It is extracted from stibnite sulfide ores and is mainly mined in China. In 2011 there were 169,000 tons of antimony produced worldwide, with China accounting for nearly 90 percent of production.
Lead-antimony alloys have been traditionally used for battery grids, particularly starting and lighting batteries. However, they are not suitable for modern vehicle requirements and have been replaced with thinner, less conductive lead alloys and tin-calcium alloys.
Nevertheless, low antimony lead alloys can be used for long-spined tubular battery grids as they have a relatively fluid property and may be continuously cast into strips that are expanded or punched to form the grids. Rolled antimony lead alloys, on the other hand, have low mechanical properties because they break up the second-phase particles that are cast into the metal and therefore cannot be used for continuous grid casting.

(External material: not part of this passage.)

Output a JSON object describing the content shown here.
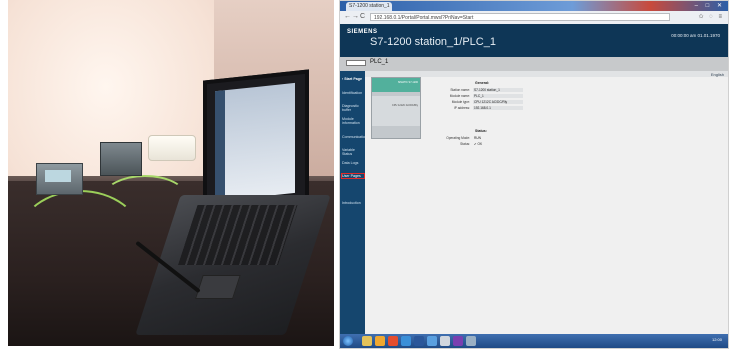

When type metal is remelted it must be skimmed for the residue of tin and antimony that have formed on the surface, called dross. The dross is then separated and discarded. This is done at specialized companies that use highly efficient and environmentally sound processes.